Everyone has one or two first memories, the ones that are triggered when you catch a whiff of a familiar scent. With the scent, a blurred image of the home you grew up in resurfaces from your deepest memories. The old swing on the tree comes to life again and you can almost hear yourself laughing as your dad pushes you.
When I hear people talk about their childhood memories, I smile with them as they reminisce on the sweet taste of the first ice cream cone their mother bought them in Old Sacramento, or the time that they went to Santa Cruz and had a whole funnel cake to themselves.
Deep down, however, I am in awe that they remember things from so far back in their lives. Although everyone has those first memories, mine tend to be recent, not spanning past the fifth grade. When my mind does try to reach back to my years as a toddler, I want to repress the memories that are dug up.
Being second best or feeling rejected is something I know all too well. Growing up, I felt overshadowed by my siblings and loved less by my parents. Because of this overwhelming feeling, I turned to academics and decided to put all of my effort there.
That’s where my memories start. With school. With teachers. With essays and books and assignments. For as long as I could remember, my heart has been with my education.
When I was in fifth grade, I was put in the Gifted and Talented Education program. I remember going to school each day, feeling proud that I had achieved something. Proud that others were proud of me. I didn’t have to try and get my parents’ attention at school, because I had caught the gaze of teachers and other students.
In high school, things took a turn for me. A scheduling error placed me in my first journalism class, which I absolutely despised. I realized that I was actually great at it, and so I stuck with it. I won local awards for my writing year after year. I was finally stable again with being wanted.
Then senior year hit. I created a 50-page portfolio and entered a statewide journalism contest.
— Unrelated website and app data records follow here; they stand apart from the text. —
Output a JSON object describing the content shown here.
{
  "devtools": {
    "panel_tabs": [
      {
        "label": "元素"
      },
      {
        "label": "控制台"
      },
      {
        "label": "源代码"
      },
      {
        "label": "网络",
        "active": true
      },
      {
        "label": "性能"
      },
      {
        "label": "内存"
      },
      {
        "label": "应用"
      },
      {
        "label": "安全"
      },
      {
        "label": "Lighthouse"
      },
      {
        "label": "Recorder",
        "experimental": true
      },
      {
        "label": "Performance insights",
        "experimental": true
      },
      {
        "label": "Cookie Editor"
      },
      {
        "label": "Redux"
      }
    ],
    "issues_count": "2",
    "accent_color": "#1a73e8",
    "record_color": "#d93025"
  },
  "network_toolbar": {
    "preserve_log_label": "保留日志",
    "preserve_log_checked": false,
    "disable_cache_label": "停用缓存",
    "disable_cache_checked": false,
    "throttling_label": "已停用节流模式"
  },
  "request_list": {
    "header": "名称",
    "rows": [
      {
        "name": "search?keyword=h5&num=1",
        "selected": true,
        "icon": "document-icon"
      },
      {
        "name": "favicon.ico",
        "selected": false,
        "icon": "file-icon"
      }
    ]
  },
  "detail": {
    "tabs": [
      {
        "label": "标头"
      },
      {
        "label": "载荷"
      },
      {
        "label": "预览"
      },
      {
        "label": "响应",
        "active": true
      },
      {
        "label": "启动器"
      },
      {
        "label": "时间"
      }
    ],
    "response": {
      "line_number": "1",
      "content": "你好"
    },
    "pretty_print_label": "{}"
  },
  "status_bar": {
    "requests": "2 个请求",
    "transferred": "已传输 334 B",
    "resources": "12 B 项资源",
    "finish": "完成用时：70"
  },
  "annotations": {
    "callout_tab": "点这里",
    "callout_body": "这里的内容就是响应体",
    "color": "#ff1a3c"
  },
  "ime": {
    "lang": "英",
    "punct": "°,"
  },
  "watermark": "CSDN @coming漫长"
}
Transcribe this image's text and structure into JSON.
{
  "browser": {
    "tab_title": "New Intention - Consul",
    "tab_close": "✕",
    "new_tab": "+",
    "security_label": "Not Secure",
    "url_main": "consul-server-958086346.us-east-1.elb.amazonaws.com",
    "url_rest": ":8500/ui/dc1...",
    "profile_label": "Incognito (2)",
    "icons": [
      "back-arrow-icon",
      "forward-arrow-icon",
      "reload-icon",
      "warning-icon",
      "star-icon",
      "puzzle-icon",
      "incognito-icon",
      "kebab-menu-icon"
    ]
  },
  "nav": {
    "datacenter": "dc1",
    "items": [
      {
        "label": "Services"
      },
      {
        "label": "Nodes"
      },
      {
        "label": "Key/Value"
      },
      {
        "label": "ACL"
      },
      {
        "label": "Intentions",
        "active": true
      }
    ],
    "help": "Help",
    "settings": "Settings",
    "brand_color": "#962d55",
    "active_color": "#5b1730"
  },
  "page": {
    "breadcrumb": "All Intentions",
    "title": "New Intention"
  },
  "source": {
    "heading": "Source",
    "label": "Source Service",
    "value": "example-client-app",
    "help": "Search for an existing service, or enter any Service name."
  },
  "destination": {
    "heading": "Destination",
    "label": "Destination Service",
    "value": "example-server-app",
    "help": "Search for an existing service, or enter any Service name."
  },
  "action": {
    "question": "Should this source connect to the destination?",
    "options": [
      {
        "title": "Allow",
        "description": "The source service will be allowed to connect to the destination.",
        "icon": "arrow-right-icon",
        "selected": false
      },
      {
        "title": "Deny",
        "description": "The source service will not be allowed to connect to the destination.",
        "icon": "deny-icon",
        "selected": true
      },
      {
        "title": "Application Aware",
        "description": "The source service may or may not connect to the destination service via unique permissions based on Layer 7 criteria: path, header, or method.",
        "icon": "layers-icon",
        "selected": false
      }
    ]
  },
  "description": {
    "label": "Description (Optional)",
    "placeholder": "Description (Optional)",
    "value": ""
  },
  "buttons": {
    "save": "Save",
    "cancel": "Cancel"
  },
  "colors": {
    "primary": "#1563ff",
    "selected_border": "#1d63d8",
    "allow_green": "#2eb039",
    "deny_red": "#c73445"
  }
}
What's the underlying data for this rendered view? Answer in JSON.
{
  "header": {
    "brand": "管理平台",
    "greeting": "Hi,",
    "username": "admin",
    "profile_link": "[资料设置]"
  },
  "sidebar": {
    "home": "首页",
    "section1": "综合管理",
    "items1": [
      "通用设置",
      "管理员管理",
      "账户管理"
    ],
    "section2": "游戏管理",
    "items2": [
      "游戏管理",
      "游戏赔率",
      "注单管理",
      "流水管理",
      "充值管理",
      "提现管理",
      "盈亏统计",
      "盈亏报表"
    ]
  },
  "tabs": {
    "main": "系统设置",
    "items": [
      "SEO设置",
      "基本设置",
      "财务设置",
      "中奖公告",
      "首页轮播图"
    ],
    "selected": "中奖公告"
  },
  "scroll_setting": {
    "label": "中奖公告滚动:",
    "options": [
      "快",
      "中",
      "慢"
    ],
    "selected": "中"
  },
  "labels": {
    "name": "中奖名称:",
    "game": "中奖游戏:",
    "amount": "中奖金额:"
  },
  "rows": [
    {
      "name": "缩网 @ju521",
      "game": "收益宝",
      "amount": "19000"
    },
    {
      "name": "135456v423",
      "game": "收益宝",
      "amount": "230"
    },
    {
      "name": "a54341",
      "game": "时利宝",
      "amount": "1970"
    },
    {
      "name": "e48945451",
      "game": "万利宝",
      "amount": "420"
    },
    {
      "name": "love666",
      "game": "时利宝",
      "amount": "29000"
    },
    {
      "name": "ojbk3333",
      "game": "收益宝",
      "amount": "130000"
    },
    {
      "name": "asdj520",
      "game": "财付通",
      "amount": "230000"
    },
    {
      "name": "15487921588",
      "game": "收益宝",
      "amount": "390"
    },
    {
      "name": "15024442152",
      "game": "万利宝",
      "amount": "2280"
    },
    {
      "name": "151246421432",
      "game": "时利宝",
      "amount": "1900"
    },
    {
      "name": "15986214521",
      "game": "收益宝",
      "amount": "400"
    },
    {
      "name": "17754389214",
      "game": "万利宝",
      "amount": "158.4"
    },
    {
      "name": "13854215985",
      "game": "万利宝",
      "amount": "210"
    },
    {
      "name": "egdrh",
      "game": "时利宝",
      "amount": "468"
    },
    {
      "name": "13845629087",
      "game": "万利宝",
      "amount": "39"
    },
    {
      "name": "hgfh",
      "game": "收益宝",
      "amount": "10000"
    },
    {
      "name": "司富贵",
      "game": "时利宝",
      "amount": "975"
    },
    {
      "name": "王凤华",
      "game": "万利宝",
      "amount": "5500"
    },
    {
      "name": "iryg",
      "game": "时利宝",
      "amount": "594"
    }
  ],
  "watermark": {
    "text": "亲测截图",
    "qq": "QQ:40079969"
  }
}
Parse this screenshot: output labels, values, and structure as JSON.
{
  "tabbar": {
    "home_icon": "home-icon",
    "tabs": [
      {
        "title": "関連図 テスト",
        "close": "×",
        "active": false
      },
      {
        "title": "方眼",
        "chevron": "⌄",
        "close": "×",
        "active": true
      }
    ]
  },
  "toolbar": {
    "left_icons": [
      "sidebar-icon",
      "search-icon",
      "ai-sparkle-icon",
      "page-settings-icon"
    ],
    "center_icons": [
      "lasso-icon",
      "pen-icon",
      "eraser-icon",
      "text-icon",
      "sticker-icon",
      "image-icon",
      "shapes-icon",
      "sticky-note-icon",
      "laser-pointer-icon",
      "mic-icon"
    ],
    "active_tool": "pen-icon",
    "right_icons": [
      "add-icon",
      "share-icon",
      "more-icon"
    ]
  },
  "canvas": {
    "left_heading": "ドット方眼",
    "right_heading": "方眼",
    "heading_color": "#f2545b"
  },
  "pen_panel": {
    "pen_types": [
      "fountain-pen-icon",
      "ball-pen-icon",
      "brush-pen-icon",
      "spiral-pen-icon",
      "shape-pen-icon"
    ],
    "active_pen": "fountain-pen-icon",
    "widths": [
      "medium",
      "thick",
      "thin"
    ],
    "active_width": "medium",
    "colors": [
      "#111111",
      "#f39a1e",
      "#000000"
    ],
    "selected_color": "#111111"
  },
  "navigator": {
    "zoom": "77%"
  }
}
After countless hours putting it together, I was confident in my skills enough to think that I would continue on to the national level.
Receiving a letter saying that I had only won second place in the California High School Journalist of the Year competition completely destroyed my confidence. It uncovered a pent-up fear of rejection that I had been pushing down for years. Gravity pulled my heart down and I felt the most pain I had felt in a while. It sounds silly, but this irrational phobia almost ate me alive.
To this day, I find myself struggling with the fear of rejection, but I have come to some sort of solace in the fact that no one is perfect. As cliche as it sounds, no one is going to be the best at everything. For anyone out there who has felt anything close to what I have felt, it is important to be comfortable with yourself and your accomplishments.
I am using my experience as fuel for my fire. We have to accept that coming in first place is not always an option. We all can’t get accepted into the school of our dreams or win the award or scholarship that we were shooting for. Just because we’re denied first place does not mean that we should slow down.
There will be other things that we will be first in. When I was a child, I sat on my grandpa’s lap as he sang to me:
“You are special, you’re the only one. You’re the only one like you.”
And though I was only a child, this still rings true. I can come in first place at just being me, because no one does it better than I can. We can’t let one rejection or loss define who we are as people.
Adrianna Owens studies journalism. She can be reached at firstname.lastname@example.org and on Twitter @TheSagebrush.